"I've pulled up the records for this account," says EXI (HAL's cuter cousin), "and determined that you'll need the help of a customer service agent." I am struck by an inexplicable sadness; but there's no time to mourn. Maybe I'll call EXI another time. Two rings later, my customer service agent picks up.

"Thank you for calling V*****n. May I have your name?"

"Uh, yeah. Emrys: E, M, R, Y, S." Why did she need my name?

"Thank you. Now is this inquiry regarding phone number 410-805-9560?"

I look over at the plate under the handset holder. "Yes."

"How can I help you today, Mr. Esumrus?" Once again, good etiquette whose intentions have gone sour. I cringe as my name is butchered.

"I just tried to use the phone, and the keypad was not working properly."

"Hm. I'm looking at the records here, and there was just a service call to check that phone yesterday. We sent out a technician--was the phone serviced yesterday?"

I clearly needed to be more specific about the situation. "I don't know. This is a pay phone at the airport, so I can't say whether it was serviced yesterday."
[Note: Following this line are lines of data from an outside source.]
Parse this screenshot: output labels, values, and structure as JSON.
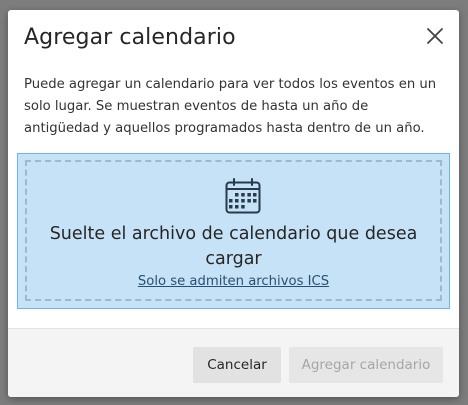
{
  "dialog": {
    "title": "Agregar calendario",
    "close_icon": "close-icon",
    "description": "Puede agregar un calendario para ver todos los eventos en un solo lugar. Se muestran eventos de hasta un año de antigüedad y aquellos programados hasta dentro de un año.",
    "dropzone": {
      "icon": "calendar-icon",
      "title": "Suelte el archivo de calendario que desea cargar",
      "link": "Solo se admiten archivos ICS"
    },
    "buttons": {
      "cancel": "Cancelar",
      "add": "Agregar calendario"
    }
  },
  "colors": {
    "dropzone_background": "#c5e2f6",
    "dropzone_border": "#6cb6e6",
    "link": "#2b4f73",
    "disabled_text": "#a6a6a6"
  }
}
"Well, the handset should have been fixed yesterday."

And even more specific. "Well, the handset worked fine for me. The keypad is the problem."

"Oh, the keypad." I hear typing at the other end. "And Mr. Ermphphns"--Mr. Bell clearly didn't anticipate Welsh names crossing the wires--"is the account in your name?"

The communication gap widens. I feel like Indiana Jones trying to make it out of the temple before the earthquake swallows him. "No. Actually, I'm in Baltimore Washington Airport, at a pay phone. I just tried to use the one next to me and it didn't work. That's why I'm calling."

"OK. You're at the airport. Can you tell me where you are?"

Did she do that intentionally? Is she yanking my chain? I look around for clandestine recording devices or a crew with Candid Camera hats on. I feel like I ought to be whispering into the phone. "I'm next to gate B25."

More typing. "Alright, Mr. Esumrus, I'm looking at sending a technician out tomorrow between 9 am and 8 pm. Would that be all right?"

I think we missed something here. Maybe where my agent is, they don't have airports. Or maybe individuals own their own airports and the phones therein. Strange--she doesn't have an accent like most customer service agents do.

And I'm holding unexpected power; I feel like Frodo in Mount Doom. The repair of this poor BWI payphone hangs by a single thread, dangled over the pit of oblivion, victim to the whim of a passer-by. I giggle with the sudden urge to tell her that I want it repaired only between 6 and 7 am on Sunday. The thought of a technician trying to get here with his gear before security is open tickles me. I look around again for cameras. "Um, I just stopped to use the pay phone. Anytime you come by will be fine with me." Thanks, A.J.

"All right, Mr. Emuphras, we're going to send a technician out tomorrow between 9 am and 8 pm to fix the keypad of that phone."

"Thank you, that will be perfect."

"Thank you for calling V*****n. Have a good day."

"No, thank you. You just made my day that much funnier." All right, I didn't say that. But I was thinking it. I'm glad pay phones have not totally succumbed to cell phones. They're still good for something.

~ emrys